9African American and Native American surnames include Boham, Cambridge, Caples, Freeman, Hide, Jack, Lewia, Mason, Matson, Merchant, Mobs, Orchard, Prim, Primus, Robbins, Statia, Sobuck, Tattoon, and Williams.
10Ibid, 1840-41, Box 12, folder 1.
11Ibid, Box 12, folder 32.
12Contract of the Town Poor for the Year 1795, Box 26, folder 6.
13Agreement, Nov. 25, 1825, Box 26, folder 7.
14By Connecticut law, each town was responsible for the care of indigent who were legal residents of that community. Those who were not legal residents were sometimes physically removed from town or the town of residence was billed to pay costs of care.
15Daniel S. Way to Messrs John Brainard and others Selectmen, June 20, 1811, Box 26, folder 9.

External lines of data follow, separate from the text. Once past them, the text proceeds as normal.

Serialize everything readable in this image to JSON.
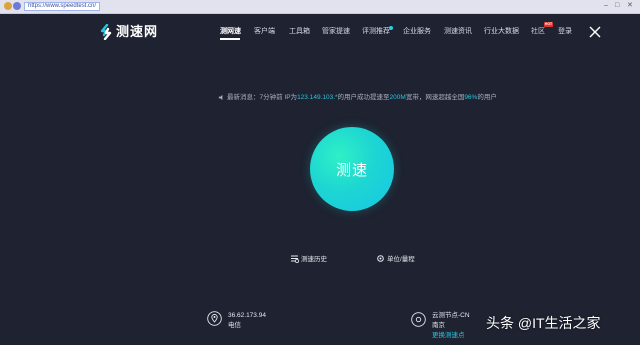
{
  "browser": {
    "url": "https://www.speedtest.cn/",
    "min": "–",
    "max": "□",
    "close": "✕"
  },
  "site": {
    "logo_text": "测速网",
    "nav": [
      {
        "label": "测网速"
      },
      {
        "label": "客户端"
      },
      {
        "label": "工具箱"
      },
      {
        "label": "管家提速"
      },
      {
        "label": "评测推荐"
      },
      {
        "label": "企业服务"
      },
      {
        "label": "测速资讯"
      },
      {
        "label": "行业大数据"
      },
      {
        "label": "社区"
      },
      {
        "label": "登录"
      }
    ],
    "hot_badge": "HOT"
  },
  "news": {
    "prefix": "最新消息：7分钟前 IP为",
    "ip": "123.149.103.*",
    "middle": "的用户成功提速至",
    "bandwidth": "200M",
    "suffix1": "宽带，网速超越全国",
    "percent": "96%",
    "suffix2": "的用户"
  },
  "start_label": "测速",
  "tools": {
    "history": "测速历史",
    "units": "单位/量程"
  },
  "info": {
    "ip": "36.62.173.94",
    "isp": "电信",
    "node": "云测节点-CN",
    "city": "南京",
    "change_node": "更换测速点"
  },
  "watermark": "头条 @IT生活之家",
  "colors": {
    "background": "#1e2231",
    "accent": "#2ac5de",
    "start_gradient_from": "#2ff0c6",
    "start_gradient_to": "#17c6e6"
  }
}
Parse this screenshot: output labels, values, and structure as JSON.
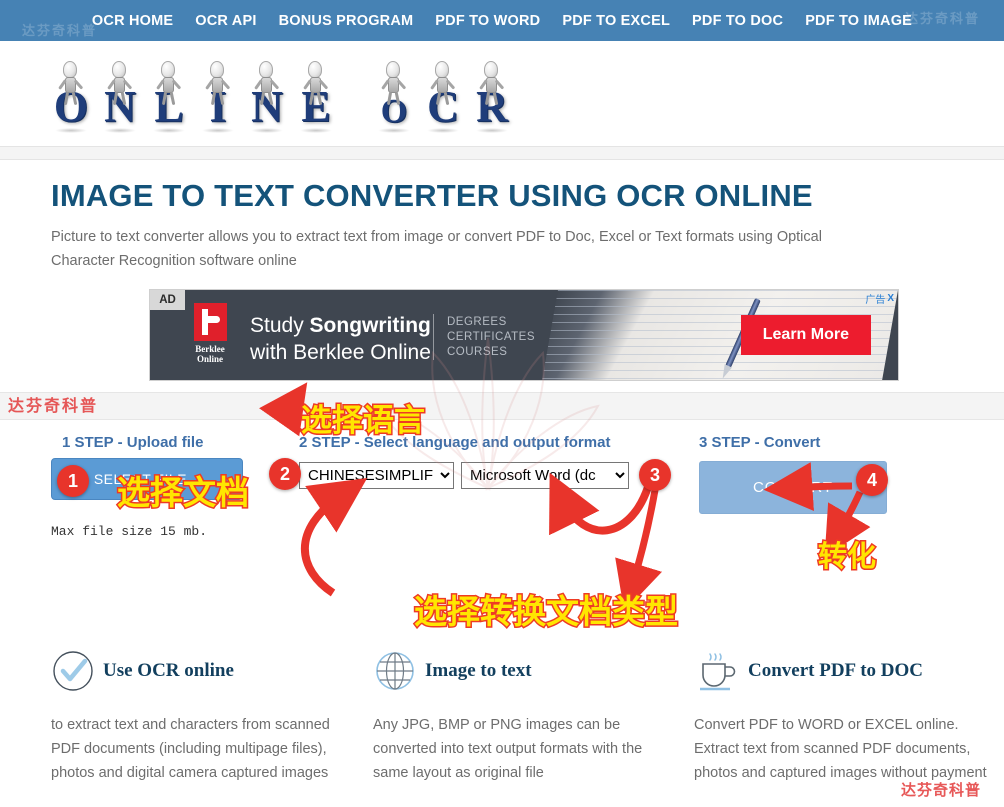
{
  "nav": {
    "items": [
      {
        "label": "OCR HOME",
        "name": "nav-ocr-home"
      },
      {
        "label": "OCR API",
        "name": "nav-ocr-api"
      },
      {
        "label": "BONUS PROGRAM",
        "name": "nav-bonus-program"
      },
      {
        "label": "PDF TO WORD",
        "name": "nav-pdf-to-word"
      },
      {
        "label": "PDF TO EXCEL",
        "name": "nav-pdf-to-excel"
      },
      {
        "label": "PDF TO DOC",
        "name": "nav-pdf-to-doc"
      },
      {
        "label": "PDF TO IMAGE",
        "name": "nav-pdf-to-image"
      }
    ],
    "watermark": "达芬奇科普"
  },
  "logo": {
    "word1": "ONLINE",
    "word2": "OCR",
    "alt": "online-ocr-logo"
  },
  "hero": {
    "title": "IMAGE TO TEXT CONVERTER USING OCR ONLINE",
    "subtitle": "Picture to text converter allows you to extract text from image or convert PDF to Doc, Excel or Text formats using Optical Character Recognition software online"
  },
  "ad": {
    "badge": "AD",
    "brand_line1": "Berklee",
    "brand_line2": "Online",
    "headline_line1_plain": "Study ",
    "headline_line1_bold": "Songwriting",
    "headline_line2": "with Berklee Online",
    "list": "DEGREES\nCERTIFICATES\nCOURSES",
    "cta": "Learn More",
    "choices": "广告",
    "close": "X"
  },
  "steps": {
    "step1_label": "1 STEP - Upload file",
    "step2_label": "2 STEP - Select language and output format",
    "step3_label": "3 STEP - Convert",
    "select_file_button": "SELECT FILE...",
    "max_file_size": "Max file size 15 mb.",
    "language_value": "CHINESESIMPLIFII",
    "format_value": "Microsoft Word (dc",
    "convert_button": "CONVERT"
  },
  "annotations": {
    "marker1": "1",
    "marker2": "2",
    "marker3": "3",
    "marker4": "4",
    "select_file_cn": "选择文档",
    "select_language_cn": "选择语言",
    "select_type_cn": "选择转换文档类型",
    "convert_cn": "转化",
    "watermark_red": "达芬奇科普"
  },
  "features": [
    {
      "icon": "check-circle-icon",
      "title": "Use OCR online",
      "text": "to extract text and characters from scanned PDF documents (including multipage files), photos and digital camera captured images"
    },
    {
      "icon": "globe-icon",
      "title": "Image to text",
      "text": "Any JPG, BMP or PNG images can be converted into text output formats with the same layout as original file"
    },
    {
      "icon": "coffee-cup-icon",
      "title": "Convert PDF to DOC",
      "text": "Convert PDF to WORD or EXCEL online. Extract text from scanned PDF documents, photos and captured images without payment"
    }
  ],
  "colors": {
    "nav_blue": "#4682b4",
    "heading_blue": "#14537a",
    "step_blue": "#3f6fa8",
    "button_blue": "#5b9bd5",
    "convert_blue": "#8cb4dc",
    "marker_red": "#e8342b",
    "annotation_yellow": "#ffe600",
    "annotation_stroke": "#ee3b24",
    "ad_red": "#ed1c2e",
    "ad_bg": "#3f4650"
  }
}
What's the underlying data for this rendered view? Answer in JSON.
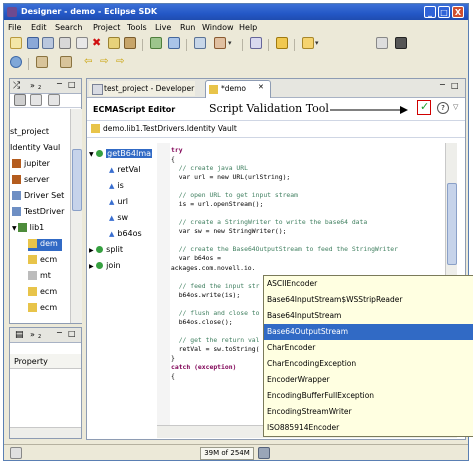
{
  "window": {
    "title": "Designer - demo - Eclipse SDK",
    "min": "_",
    "max": "□",
    "close": "X"
  },
  "menu": [
    "File",
    "Edit",
    "Search",
    "Project",
    "Tools",
    "Live",
    "Run",
    "Window",
    "Help"
  ],
  "left_top": {
    "tab1": "»",
    "tab1_count": "2",
    "items": [
      "st_project",
      "Identity Vaul",
      "jupiter",
      "server",
      "Driver Set",
      "TestDriver",
      "lib1",
      "dem",
      "ecm",
      "mt",
      "ecm",
      "ecm"
    ]
  },
  "left_bottom": {
    "tab_count": "2",
    "property_label": "Property"
  },
  "editor": {
    "tab_dev": "test_project - Developer",
    "tab_demo": "*demo",
    "header_title": "ECMAScript Editor",
    "breadcrumb": "demo.lib1.TestDrivers.Identity Vault",
    "annotation": "Script Validation Tool",
    "outline": [
      "getB64Ima",
      "retVal",
      "is",
      "url",
      "sw",
      "b64os",
      "split",
      "join"
    ],
    "code_lines": [
      "try",
      "{",
      "  // create java URL",
      "  var url = new URL(urlString);",
      "",
      "  // open URL to get input stream",
      "  is = url.openStream();",
      "",
      "  // create a StringWriter to write the base64 data",
      "  var sw = new StringWriter();",
      "",
      "  // create the Base64OutputStream to feed the StringWriter",
      "  var b64os =",
      "Packages.com.novell.io.",
      "",
      "  // feed the input str",
      "  b64os.write(is);",
      "",
      "  // flush and close to",
      "  b64os.close();",
      "",
      "  // get the return val",
      "  retVal = sw.toString(",
      "}",
      "catch (exception)",
      "{"
    ]
  },
  "autocomplete": {
    "items": [
      "ASCIIEncoder",
      "Base64InputStream$WSStripReader",
      "Base64InputStream",
      "Base64OutputStream",
      "CharEncoder",
      "CharEncodingException",
      "EncoderWrapper",
      "EncodingBufferFullException",
      "EncodingStreamWriter",
      "ISO885914Encoder"
    ],
    "selected_index": 3
  },
  "status": {
    "memory": "39M of 254M"
  },
  "colors": {
    "title_bg": "#2458c6",
    "selection": "#316ac5",
    "popup_bg": "#ffffe1",
    "validate_green": "#1b9e2b",
    "annotation_red": "#d00000"
  }
}
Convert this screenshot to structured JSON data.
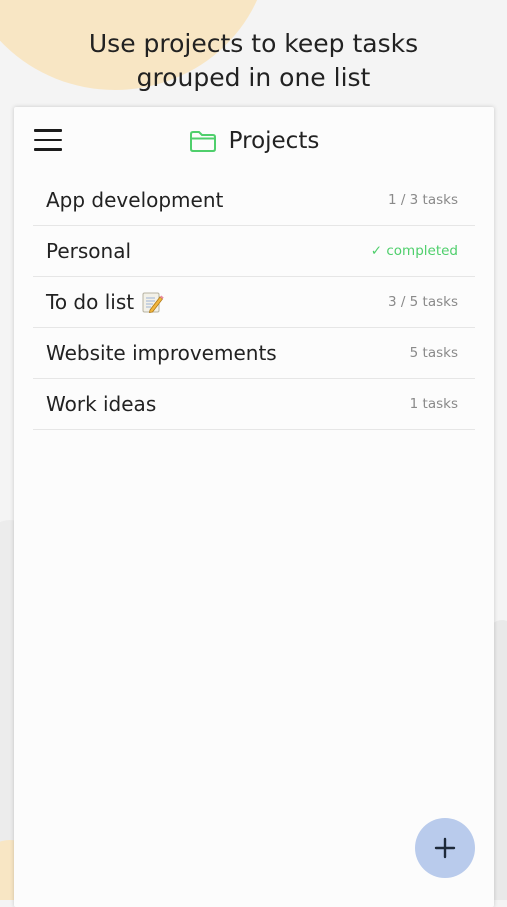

16W. H. Parmelee to Selectmen of East Haddam, Oct. 26, 1864, Box 27, folder 2; O. H. Parker to Selectmen of Canton, Oct. 31, 1864, Box 27, folder 2.
17Le Grand Bevins to 1st Selectman, Nov. 8, 1889, Box 27, folder 22.
18Surgeon reports: Exemptions A-B, Box 28, folder 24.
19A list of the 17 school districts is found in Box 29, folder 6.
20Registers, 4th District, Box 29, folder 11.
Series 1. Administrative Records, 1762-1911 includes information on apprenticeships, bonds, tax collector files, licenses, civil authority and selectmen meetings, notices, papers, perambulations of town boundaries, petitions, printed materials, registrar of voters, roads and highways, selectmen, smallpox innoculation, taxes, town meetings and treasurer files.
Series 2. Poor Relief Records, 1793-1892 includes agreements/indentures, alms house files, blank forms, bonds, contracts, correspondence, inventory lists, ligislation, lists of paupers, petitions, printed materials, summonses and town farm information.
Series 3. Land Records, 1794-1797 includes papers.
Series 4. Court Records, 1792-1890 includes justice of the peace orders, paper and probate court files.
Series 5. Military Records, 1838-1891 includes adjutant general files, changes in Connecticut Volunteer Force, correspondence, enlistments, enrollments, blank forms, papers, soldiers' families' information, surgeon general files, surgeon reports and treasury office files.
Series 6. Vital Records, 1855-1885 includes papers.
Series 7. School Records, 1800-1895 includes papers and registers.
Series 8. Election Records, 1832-1883 includes notices for election meetings, election tickets and election returns.
Series 9. Tax Records includes papers, 1816-1882, and tax abstracts, 1937-1987.
Restrictions on Access
All records are freely accessible to researchers, although they need to take care not to disarrange any of the materials, particularly Treasurer bills in Boxes 6-19.
These records are stored at an off-site facility and therefore may not be available on a same-day basis.
Restrictions on Use
See the Reproduction and Publications of State Library Collections policy.
The Classified Archives hold other East Haddam materials of interest. They include the records of the First Congregational Church, 1702-1927; Second Congregational (Millington) Church, 1733-1931; Hadlyme Congregational Church, 1742-1932; St. Stephen's Church (P.E.), 1791-1933; the Moodus Methodist Church, 1840-1913, military enrollments, 1850-63; and additional records of the 4th School District. RG 070, Church Records, contains additional vital records of the Hadlyme Church.
Connecticut. Justice of the Peace (East Haddam)
Elections -- Connecticut -- East Haddam -- Statistics
Justices of the peace -- Connecticut -- East Haddam
Local taxation -- Connecticut -- East Haddam -- Registers
Probate records -- Connecticut -- East Haddam
Property tax -- Connecticut -- East Haddam -- Registers
Public welfare -- Connecticut -- East Haddam
School enrollment -- Connecticut -- East Haddam -- Statistics
Soldiers -- Connecticut -- East Haddam
Tax assessment -- Connecticut -- East Haddam -- Registers
Taxation -- Connecticut -- East Haddam -- Registers
Voting -- Connecticut -- East Haddam -- Statistics
East Haddam (Conn.) -- Records and correspondence
Justices of the Peace
All of the records, except the 1911 rate book were assigned accession number T000341. The 1911 rate book was transferred to the State Library in 2008 and assigned accession number 2008-020.